AMERICA’S HEALTH RANKING 2022 ANNUAL REPORT
from United Health Foundation, December, 2022
LINK: Hawaii Summary
The United Health Foundation, in partnership with the American Public Health Association, is pleased to present the 2022 special edition of the Annual Report — the America’s Health Rankings® platform’s broadest portrait to date of the COVID-19 pandemic’s impact, analyzing more than 80 measures at the national and state levels to understand the effects of the pandemic at its height in 2020 and 2021. The report supplements this analysis with additional COVID-19-related measures, including racial/ethnic subpopulation data, and insights from the new COVID-era Disparities Survey, collected online by Morning Consult in October 2022.
Visit the Annual Report Action Toolkit to access additional resources that can help you share the data with relevant stakeholders and enact change.
This year, the Annual Report finds that the direct and indirect effects of the pandemic remain a challenge, especially for racial/ethnic minorities.
Racial and ethnic disparities widened in several measures of mortality.
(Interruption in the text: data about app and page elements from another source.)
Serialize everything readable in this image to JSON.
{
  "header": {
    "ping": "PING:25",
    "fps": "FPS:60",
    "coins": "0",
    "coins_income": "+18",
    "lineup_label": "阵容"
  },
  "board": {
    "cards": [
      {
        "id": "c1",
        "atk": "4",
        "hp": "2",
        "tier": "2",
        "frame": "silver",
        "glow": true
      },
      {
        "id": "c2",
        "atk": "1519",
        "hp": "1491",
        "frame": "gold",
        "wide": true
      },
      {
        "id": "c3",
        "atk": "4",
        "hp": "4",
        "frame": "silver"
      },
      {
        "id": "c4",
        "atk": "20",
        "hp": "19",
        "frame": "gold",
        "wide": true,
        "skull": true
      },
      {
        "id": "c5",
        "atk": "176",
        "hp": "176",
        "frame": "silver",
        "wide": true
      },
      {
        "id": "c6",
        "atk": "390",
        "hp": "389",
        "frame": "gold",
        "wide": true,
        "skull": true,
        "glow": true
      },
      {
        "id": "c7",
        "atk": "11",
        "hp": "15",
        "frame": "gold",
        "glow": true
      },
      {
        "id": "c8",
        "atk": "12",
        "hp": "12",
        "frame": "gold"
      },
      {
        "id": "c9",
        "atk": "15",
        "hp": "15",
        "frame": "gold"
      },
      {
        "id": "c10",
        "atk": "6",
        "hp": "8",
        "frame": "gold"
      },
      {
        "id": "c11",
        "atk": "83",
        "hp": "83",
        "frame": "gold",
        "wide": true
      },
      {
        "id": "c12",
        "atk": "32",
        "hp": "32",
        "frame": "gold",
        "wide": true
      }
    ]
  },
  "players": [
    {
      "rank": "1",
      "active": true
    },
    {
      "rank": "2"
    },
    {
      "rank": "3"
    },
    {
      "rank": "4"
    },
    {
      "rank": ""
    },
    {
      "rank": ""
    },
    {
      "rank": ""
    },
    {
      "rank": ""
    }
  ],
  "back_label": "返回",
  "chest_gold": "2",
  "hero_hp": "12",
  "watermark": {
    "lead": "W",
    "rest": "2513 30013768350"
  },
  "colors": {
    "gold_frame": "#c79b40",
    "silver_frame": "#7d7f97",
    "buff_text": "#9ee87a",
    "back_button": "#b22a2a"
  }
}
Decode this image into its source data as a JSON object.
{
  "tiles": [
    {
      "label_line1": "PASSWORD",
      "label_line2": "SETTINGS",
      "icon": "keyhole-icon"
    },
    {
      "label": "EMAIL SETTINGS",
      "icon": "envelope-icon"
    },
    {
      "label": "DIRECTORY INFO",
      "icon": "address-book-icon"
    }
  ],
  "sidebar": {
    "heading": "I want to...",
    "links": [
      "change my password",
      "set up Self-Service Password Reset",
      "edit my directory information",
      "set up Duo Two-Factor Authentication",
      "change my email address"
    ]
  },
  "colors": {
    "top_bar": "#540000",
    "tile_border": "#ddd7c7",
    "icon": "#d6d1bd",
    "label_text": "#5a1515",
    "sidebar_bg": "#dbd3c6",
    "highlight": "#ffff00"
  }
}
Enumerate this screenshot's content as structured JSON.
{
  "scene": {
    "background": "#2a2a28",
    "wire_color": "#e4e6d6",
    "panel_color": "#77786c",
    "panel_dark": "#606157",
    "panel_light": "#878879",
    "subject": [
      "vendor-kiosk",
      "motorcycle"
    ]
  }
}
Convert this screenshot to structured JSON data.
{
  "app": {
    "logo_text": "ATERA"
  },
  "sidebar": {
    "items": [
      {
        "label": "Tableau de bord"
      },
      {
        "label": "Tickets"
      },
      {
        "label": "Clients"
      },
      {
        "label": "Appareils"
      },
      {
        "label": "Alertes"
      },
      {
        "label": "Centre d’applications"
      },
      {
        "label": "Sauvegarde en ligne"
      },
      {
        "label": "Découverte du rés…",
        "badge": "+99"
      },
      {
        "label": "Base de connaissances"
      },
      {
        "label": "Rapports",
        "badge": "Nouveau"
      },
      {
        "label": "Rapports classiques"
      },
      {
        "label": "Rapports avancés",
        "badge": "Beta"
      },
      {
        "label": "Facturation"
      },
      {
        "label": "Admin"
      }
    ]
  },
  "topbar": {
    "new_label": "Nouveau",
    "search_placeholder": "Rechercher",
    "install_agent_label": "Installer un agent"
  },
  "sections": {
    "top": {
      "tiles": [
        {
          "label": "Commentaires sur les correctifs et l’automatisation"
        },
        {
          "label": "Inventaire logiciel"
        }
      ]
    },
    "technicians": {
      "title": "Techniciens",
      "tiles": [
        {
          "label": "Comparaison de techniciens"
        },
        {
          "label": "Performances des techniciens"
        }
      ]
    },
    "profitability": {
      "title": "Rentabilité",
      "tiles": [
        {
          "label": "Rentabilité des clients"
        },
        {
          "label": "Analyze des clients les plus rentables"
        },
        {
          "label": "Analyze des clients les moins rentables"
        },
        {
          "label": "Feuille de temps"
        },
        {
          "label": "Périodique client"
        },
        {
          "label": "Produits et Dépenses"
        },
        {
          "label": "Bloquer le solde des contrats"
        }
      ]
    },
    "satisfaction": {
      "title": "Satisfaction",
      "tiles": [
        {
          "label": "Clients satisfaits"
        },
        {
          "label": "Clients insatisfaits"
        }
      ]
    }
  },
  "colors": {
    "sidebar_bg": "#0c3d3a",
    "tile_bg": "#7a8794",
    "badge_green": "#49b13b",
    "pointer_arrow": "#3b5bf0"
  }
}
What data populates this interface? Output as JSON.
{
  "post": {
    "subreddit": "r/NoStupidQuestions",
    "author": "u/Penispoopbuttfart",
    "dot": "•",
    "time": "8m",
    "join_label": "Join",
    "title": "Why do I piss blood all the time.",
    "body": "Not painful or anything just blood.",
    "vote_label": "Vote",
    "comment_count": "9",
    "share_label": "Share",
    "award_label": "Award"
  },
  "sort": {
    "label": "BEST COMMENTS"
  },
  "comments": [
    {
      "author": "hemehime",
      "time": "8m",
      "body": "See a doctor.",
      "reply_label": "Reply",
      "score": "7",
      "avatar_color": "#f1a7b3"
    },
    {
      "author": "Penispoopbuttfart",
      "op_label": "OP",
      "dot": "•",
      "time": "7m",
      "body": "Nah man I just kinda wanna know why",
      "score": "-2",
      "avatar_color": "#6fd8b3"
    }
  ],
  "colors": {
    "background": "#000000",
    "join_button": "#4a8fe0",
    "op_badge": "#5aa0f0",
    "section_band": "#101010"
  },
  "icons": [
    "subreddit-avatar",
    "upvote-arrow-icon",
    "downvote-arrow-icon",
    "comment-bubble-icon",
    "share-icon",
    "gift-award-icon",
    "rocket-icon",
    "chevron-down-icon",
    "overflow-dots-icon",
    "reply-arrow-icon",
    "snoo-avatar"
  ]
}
The pandemic may have exacerbated a longer-term increase in drug deaths and premature deaths, which respectively increased 30% and 18% nationally between 2019 and 2020.
The prevalence of multiple chronic conditions has worsened since prior to the pandemic, as have rates of cancer, arthritis and depression, and some risk factors for chronic conditions.
While the rate of frequent mental distress reached a new national high during the pandemic, the supply of mental health and primary care providers increased to their highest levels recorded by America’s Health Rankings. The uninsured rate also decreased and high-speed internet access increased among nearly all racial/ethnic groups, narrowing the racial gap.
The new COVID-era Disparities Survey collected direct insights from individuals affected by the pandemic. The survey found that the pandemic’s impact on the health and well-being of Americans differed by race and ethnicity. Notable findings include:
The percentage who lost friends and family members differed by race/ethnicity, with the highest rates among Black and Hispanic respondents.
While many Americans across groups experienced an enduring impact on their mental health and felt socially isolated, some factors contributing to those effects varied — as did the percentage of respondents who have resumed all pre-pandemic activities at the time of the survey.
The healthiest states were New Hampshire, Massachusetts, Vermont, Connecticut and Hawaii. Louisiana had the most opportunity to improve, followed by Mississippi, Arkansas, West Virginia and Alabama.
SA: Hawaii among healthiest states, new survey reports